#### Input

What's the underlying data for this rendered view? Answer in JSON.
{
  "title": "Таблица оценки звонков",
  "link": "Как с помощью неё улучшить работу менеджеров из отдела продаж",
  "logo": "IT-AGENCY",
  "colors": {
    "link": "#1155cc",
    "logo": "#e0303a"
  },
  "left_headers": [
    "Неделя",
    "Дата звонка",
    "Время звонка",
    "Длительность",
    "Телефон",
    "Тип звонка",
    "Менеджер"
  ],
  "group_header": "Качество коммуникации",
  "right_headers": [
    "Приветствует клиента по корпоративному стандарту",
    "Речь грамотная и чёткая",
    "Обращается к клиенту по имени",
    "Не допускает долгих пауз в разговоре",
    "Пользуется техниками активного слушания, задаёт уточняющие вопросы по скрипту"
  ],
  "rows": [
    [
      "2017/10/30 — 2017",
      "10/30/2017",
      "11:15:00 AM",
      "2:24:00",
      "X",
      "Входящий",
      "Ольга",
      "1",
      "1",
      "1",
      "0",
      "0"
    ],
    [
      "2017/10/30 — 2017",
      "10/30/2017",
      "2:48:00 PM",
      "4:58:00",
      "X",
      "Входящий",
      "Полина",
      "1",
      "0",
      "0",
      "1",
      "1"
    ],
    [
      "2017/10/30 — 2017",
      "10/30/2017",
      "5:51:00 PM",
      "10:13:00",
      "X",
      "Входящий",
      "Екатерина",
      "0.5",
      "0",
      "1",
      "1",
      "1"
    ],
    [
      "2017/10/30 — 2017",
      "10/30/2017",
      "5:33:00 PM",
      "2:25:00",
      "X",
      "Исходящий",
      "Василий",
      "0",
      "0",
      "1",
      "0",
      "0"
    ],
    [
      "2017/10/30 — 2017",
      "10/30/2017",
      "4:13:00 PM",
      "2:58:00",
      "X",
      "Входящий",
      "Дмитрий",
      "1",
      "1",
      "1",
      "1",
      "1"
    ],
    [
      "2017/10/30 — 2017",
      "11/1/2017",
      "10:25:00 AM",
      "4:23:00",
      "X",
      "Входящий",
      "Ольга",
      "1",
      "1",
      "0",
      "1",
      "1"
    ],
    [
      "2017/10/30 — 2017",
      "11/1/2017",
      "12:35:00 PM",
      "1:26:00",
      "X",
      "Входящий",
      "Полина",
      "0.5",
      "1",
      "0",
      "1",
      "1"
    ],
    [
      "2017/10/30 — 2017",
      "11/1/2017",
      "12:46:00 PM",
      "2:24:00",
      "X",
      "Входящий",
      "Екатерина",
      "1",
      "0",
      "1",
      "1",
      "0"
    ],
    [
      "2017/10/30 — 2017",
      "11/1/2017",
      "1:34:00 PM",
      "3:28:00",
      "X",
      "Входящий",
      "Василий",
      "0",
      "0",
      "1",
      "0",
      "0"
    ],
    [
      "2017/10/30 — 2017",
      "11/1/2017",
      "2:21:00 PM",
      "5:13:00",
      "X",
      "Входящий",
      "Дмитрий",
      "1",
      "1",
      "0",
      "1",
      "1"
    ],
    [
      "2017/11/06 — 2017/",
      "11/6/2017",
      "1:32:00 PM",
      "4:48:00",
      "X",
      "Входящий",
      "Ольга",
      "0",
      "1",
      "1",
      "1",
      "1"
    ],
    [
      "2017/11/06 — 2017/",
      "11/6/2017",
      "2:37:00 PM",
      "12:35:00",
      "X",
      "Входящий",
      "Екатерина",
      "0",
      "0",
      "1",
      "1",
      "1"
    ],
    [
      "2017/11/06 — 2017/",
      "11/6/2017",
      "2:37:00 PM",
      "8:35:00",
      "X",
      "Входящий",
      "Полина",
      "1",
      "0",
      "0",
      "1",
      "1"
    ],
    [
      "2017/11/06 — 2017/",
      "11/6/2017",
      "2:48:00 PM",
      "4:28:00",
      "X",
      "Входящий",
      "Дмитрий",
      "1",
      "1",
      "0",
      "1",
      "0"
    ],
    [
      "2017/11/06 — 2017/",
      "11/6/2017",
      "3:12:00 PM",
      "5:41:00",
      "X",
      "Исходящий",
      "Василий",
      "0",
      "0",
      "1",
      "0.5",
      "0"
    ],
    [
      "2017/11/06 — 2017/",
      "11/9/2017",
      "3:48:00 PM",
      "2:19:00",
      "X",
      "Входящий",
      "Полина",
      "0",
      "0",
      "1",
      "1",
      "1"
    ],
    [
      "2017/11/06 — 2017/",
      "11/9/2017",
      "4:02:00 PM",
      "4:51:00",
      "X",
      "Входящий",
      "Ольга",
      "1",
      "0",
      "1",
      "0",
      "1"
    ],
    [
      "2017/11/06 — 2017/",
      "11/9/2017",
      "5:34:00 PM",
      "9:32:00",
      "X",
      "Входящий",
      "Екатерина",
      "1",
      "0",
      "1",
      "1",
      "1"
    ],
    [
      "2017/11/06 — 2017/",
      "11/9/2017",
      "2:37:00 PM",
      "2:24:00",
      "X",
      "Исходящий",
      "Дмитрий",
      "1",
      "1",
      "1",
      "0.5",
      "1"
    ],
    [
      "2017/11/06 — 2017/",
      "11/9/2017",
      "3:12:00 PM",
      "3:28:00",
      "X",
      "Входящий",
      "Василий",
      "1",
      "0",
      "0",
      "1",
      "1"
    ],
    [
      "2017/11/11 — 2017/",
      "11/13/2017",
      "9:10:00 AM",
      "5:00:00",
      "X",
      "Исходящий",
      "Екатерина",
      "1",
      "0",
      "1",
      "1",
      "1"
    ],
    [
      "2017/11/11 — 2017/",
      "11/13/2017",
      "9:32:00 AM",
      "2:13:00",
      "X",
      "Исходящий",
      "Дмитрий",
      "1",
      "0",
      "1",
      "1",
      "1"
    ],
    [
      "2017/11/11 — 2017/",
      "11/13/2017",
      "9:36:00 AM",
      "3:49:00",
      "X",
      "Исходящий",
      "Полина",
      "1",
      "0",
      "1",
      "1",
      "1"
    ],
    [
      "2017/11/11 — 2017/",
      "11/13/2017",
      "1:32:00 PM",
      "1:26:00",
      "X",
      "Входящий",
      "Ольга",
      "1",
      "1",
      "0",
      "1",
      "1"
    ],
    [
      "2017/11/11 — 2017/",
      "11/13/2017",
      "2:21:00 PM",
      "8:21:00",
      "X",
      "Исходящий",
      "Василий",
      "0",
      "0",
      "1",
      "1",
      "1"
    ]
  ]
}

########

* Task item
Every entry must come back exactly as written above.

* Written solution
What's the underlying data for this rendered view? Answer in JSON.
{
  "title": "Таблица оценки звонков",
  "link": "Как с помощью неё улучшить работу менеджеров из отдела продаж",
  "logo": "IT-AGENCY",
  "colors": {
    "link": "#1155cc",
    "logo": "#e0303a"
  },
  "left_headers": [
    "Неделя",
    "Дата звонка",
    "Время звонка",
    "Длительность",
    "Телефон",
    "Тип звонка",
    "Менеджер"
  ],
  "group_header": "Качество коммуникации",
  "right_headers": [
    "Приветствует клиента по корпоративному стандарту",
    "Речь грамотная и чёткая",
    "Обращается к клиенту по имени",
    "Не допускает долгих пауз в разговоре",
    "Пользуется техниками активного слушания, задаёт уточняющие вопросы по скрипту"
  ],
  "rows": [
    [
      "2017/10/30 — 2017",
      "10/30/2017",
      "11:15:00 AM",
      "2:24:00",
      "X",
      "Входящий",
      "Ольга",
      "1",
      "1",
      "1",
      "0",
      "0"
    ],
    [
      "2017/10/30 — 2017",
      "10/30/2017",
      "2:48:00 PM",
      "4:58:00",
      "X",
      "Входящий",
      "Полина",
      "1",
      "0",
      "0",
      "1",
      "1"
    ],
    [
      "2017/10/30 — 2017",
      "10/30/2017",
      "5:51:00 PM",
      "10:13:00",
      "X",
      "Входящий",
      "Екатерина",
      "0.5",
      "0",
      "1",
      "1",
      "1"
    ],
    [
      "2017/10/30 — 2017",
      "10/30/2017",
      "5:33:00 PM",
      "2:25:00",
      "X",
      "Исходящий",
      "Василий",
      "0",
      "0",
      "1",
      "0",
      "0"
    ],
    [
      "2017/10/30 — 2017",
      "10/30/2017",
      "4:13:00 PM",
      "2:58:00",
      "X",
      "Входящий",
      "Дмитрий",
      "1",
      "1",
      "1",
      "1",
      "1"
    ],
    [
      "2017/10/30 — 2017",
      "11/1/2017",
      "10:25:00 AM",
      "4:23:00",
      "X",
      "Входящий",
      "Ольга",
      "1",
      "1",
      "0",
      "1",
      "1"
    ],
    [
      "2017/10/30 — 2017",
      "11/1/2017",
      "12:35:00 PM",
      "1:26:00",
      "X",
      "Входящий",
      "Полина",
      "0.5",
      "1",
      "0",
      "1",
      "1"
    ],
    [
      "2017/10/30 — 2017",
      "11/1/2017",
      "12:46:00 PM",
      "2:24:00",
      "X",
      "Входящий",
      "Екатерина",
      "1",
      "0",
      "1",
      "1",
      "0"
    ],
    [
      "2017/10/30 — 2017",
      "11/1/2017",
      "1:34:00 PM",
      "3:28:00",
      "X",
      "Входящий",
      "Василий",
      "0",
      "0",
      "1",
      "0",
      "0"
    ],
    [
      "2017/10/30 — 2017",
      "11/1/2017",
      "2:21:00 PM",
      "5:13:00",
      "X",
      "Входящий",
      "Дмитрий",
      "1",
      "1",
      "0",
      "1",
      "1"
    ],
    [
      "2017/11/06 — 2017/",
      "11/6/2017",
      "1:32:00 PM",
      "4:48:00",
      "X",
      "Входящий",
      "Ольга",
      "0",
      "1",
      "1",
      "1",
      "1"
    ],
    [
      "2017/11/06 — 2017/",
      "11/6/2017",
      "2:37:00 PM",
      "12:35:00",
      "X",
      "Входящий",
      "Екатерина",
      "0",
      "0",
      "1",
      "1",
      "1"
    ],
    [
      "2017/11/06 — 2017/",
      "11/6/2017",
      "2:37:00 PM",
      "8:35:00",
      "X",
      "Входящий",
      "Полина",
      "1",
      "0",
      "0",
      "1",
      "1"
    ],
    [
      "2017/11/06 — 2017/",
      "11/6/2017",
      "2:48:00 PM",
      "4:28:00",
      "X",
      "Входящий",
      "Дмитрий",
      "1",
      "1",
      "0",
      "1",
      "0"
    ],
    [
      "2017/11/06 — 2017/",
      "11/6/2017",
      "3:12:00 PM",
      "5:41:00",
      "X",
      "Исходящий",
      "Василий",
      "0",
      "0",
      "1",
      "0.5",
      "0"
    ],
    [
      "2017/11/06 — 2017/",
      "11/9/2017",
      "3:48:00 PM",
      "2:19:00",
      "X",
      "Входящий",
      "Полина",
      "0",
      "0",
      "1",
      "1",
      "1"
    ],
    [
      "2017/11/06 — 2017/",
      "11/9/2017",
      "4:02:00 PM",
      "4:51:00",
      "X",
      "Входящий",
      "Ольга",
      "1",
      "0",
      "1",
      "0",
      "1"
    ],
    [
      "2017/11/06 — 2017/",
      "11/9/2017",
      "5:34:00 PM",
      "9:32:00",
      "X",
      "Входящий",
      "Екатерина",
      "1",
      "0",
      "1",
      "1",
      "1"
    ],
    [
      "2017/11/06 — 2017/",
      "11/9/2017",
      "2:37:00 PM",
      "2:24:00",
      "X",
      "Исходящий",
      "Дмитрий",
      "1",
      "1",
      "1",
      "0.5",
      "1"
    ],
    [
      "2017/11/06 — 2017/",
      "11/9/2017",
      "3:12:00 PM",
      "3:28:00",
      "X",
      "Входящий",
      "Василий",
      "1",
      "0",
      "0",
      "1",
      "1"
    ],
    [
      "2017/11/11 — 2017/",
      "11/13/2017",
      "9:10:00 AM",
      "5:00:00",
      "X",
      "Исходящий",
      "Екатерина",
      "1",
      "0",
      "1",
      "1",
      "1"
    ],
    [
      "2017/11/11 — 2017/",
      "11/13/2017",
      "9:32:00 AM",
      "2:13:00",
      "X",
      "Исходящий",
      "Дмитрий",
      "1",
      "0",
      "1",
      "1",
      "1"
    ],
    [
      "2017/11/11 — 2017/",
      "11/13/2017",
      "9:36:00 AM",
      "3:49:00",
      "X",
      "Исходящий",
      "Полина",
      "1",
      "0",
      "1",
      "1",
      "1"
    ],
    [
      "2017/11/11 — 2017/",
      "11/13/2017",
      "1:32:00 PM",
      "1:26:00",
      "X",
      "Входящий",
      "Ольга",
      "1",
      "1",
      "0",
      "1",
      "1"
    ],
    [
      "2017/11/11 — 2017/",
      "11/13/2017",
      "2:21:00 PM",
      "8:21:00",
      "X",
      "Исходящий",
      "Василий",
      "0",
      "0",
      "1",
      "1",
      "1"
    ]
  ]
}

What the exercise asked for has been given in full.